About 150 Kenai Peninsula School District students braved the cold to walk to their respective Soldotna schools Thursday morning, their breath forming little clouds of condensation in the early morning air.
While International Walk To School Day isn’t until Oct. 7, the district celebrated a bit early and supervised students from Soldotna Elementary, Redoubt Elementary and Soldotna Montessori as they walked from the Our Lady of Perpetual Help Catholic Church to their respective schools. Jane Fellman, the coalition coordinator for Safe Kids of the Kenai Peninsula, has helped organize the walking events held on and off at different schools around the district for the last 15 years, she said.
Thursday’s Walk Your Kids to School event is a way to raise awareness about the dangers of walking to school in Alaska’s quickly-darkening environment, Fellman said.
“Our kids, they go to school in the dark … (and) a lot of them are coming home in the dark,” she said.
Soldotna Elementary Principal Teri Diamond and Redoubt Elementary Principal Bill Withrow said the walk is an opportunity for parents and guardians to share something special with their children, and it can be a “cool” experience for those who don’t normally walk to school.
“I think it kind of speaks volumes for itself,” Withrow said. “They’re excited, they’re happy, they enjoy it. In our community here, we have a lot of kids who walk to school.”
Students, parents and staff were accompanied on their respective treks by members of the Soldotna Police Department. While Soldotna police don’t escort children every day, they do patrol the school zones and walking routes to reduce speeding, said Officer Tobin Brennan.
“It’s important that everybody be aware that kids are traveling by foot every day. Everybody seems to forget that with the bus systems that we have,” Brennan said. “We have kids on bikes, we have kids that are walking, and so we hope that with our presence, it’s a reminder to look out for our little ones that are walking around.”
As trivial as it might seem, choosing brightly colored winter garb over a traditional black coat is vital for Alaskan students who get to school on foot, Brennan said.
“I’m hoping to spread the awareness, like the bright colors,” said first-time participant Officer Dan Brozek. “I see a lot of it here, (and) it’s good that everybody (has) these bright, reflective colors.”
Walk Your Kids to School Day is helpful in that it presses upon the students themselves the importance of being aware of their surroundings.
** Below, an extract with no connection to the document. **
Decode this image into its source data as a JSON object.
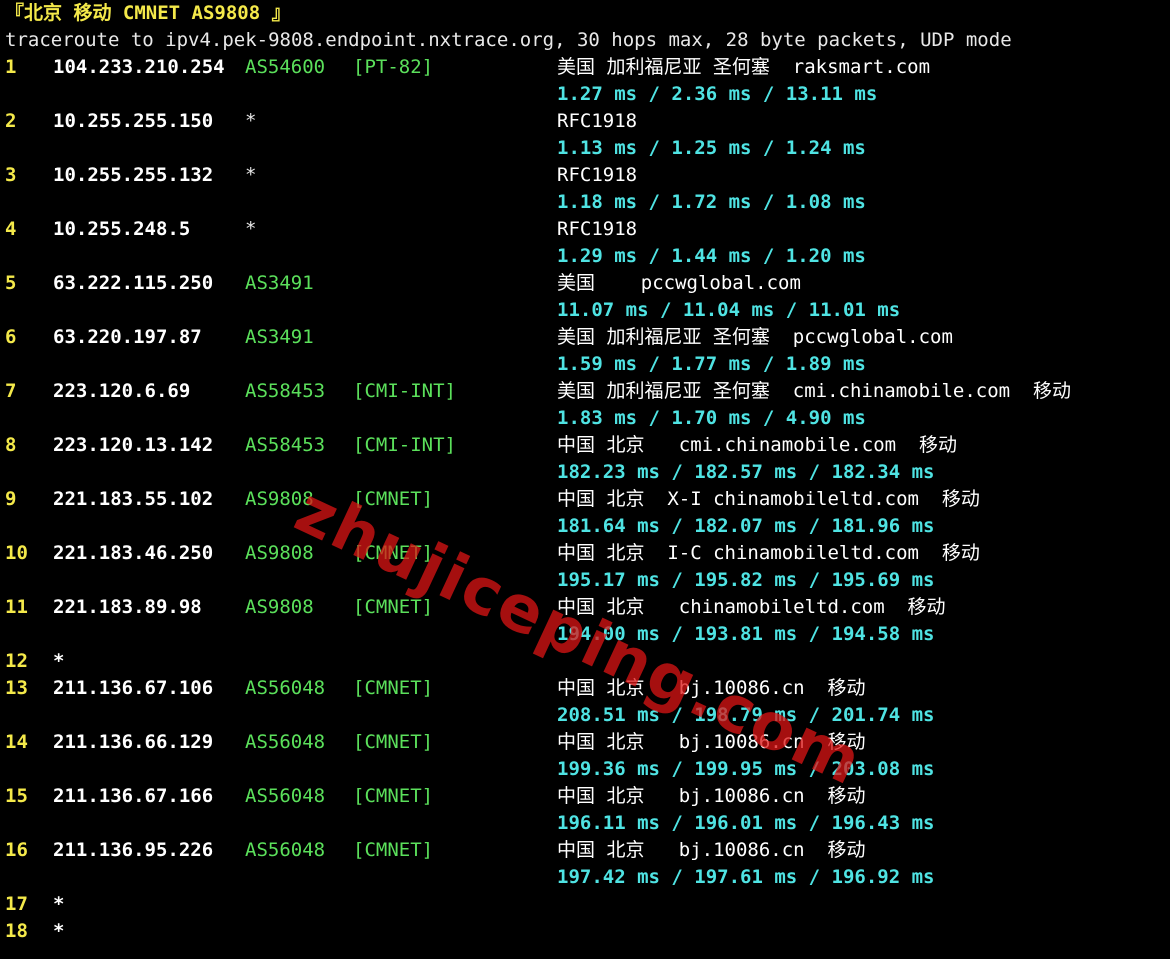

For some students, like Lucas Ermold, who attended school in Sterling before transferring to Soldotna Montessori, walking through busy residential neighborhoods is a new experience. Sticking to crosswalks and being aware of traffic is something some kids need to get used to, said his mother, Director of Elementary Education Christine Ermold, as she walked alongside him.
“Living out there (in Sterling), he doesn’t often get a chance to, like, deal with walking in town,” she said. “It just gives us a good chance every year to be thinking safety. We have a little bit of light right now, but it won’t be long and it’ll be dark and we’ll have all our babies walking to school.”
Lucas Ermold said walking to school in the dark does not pose a problem for him. Still living in Sterling, he no longer walks to school every day, but would have liked the chance to try biking, he said.
“I never got a chance to ride my bike to school, but if I was there this year, I probably would have rode my bike to school, because it’s got a little flashlight mount on it,” Lucas Ermold said.
Other students were less happy to be out in the biting October air. Clutching a cup of hot chocolate in her mittten-clad hands, third-grade Soldotna Elementary student Kiona Dexter said she would not be excited to participate in the walk again next year. When asked why, her answer was simple and to the point.
“It’s too cold,” she said.
The lessons learned from Walk Your Kid to School Day can be applied community-wide, Fellman said.
“It’s not only children, it’s adults,” she said. “We all tend to wear black, and we all need to be seen. Plus, we have the problem (that) we don’t always have sidewalks that are cleaned off. We have moose, (and) there’s just a lot of dangers there.”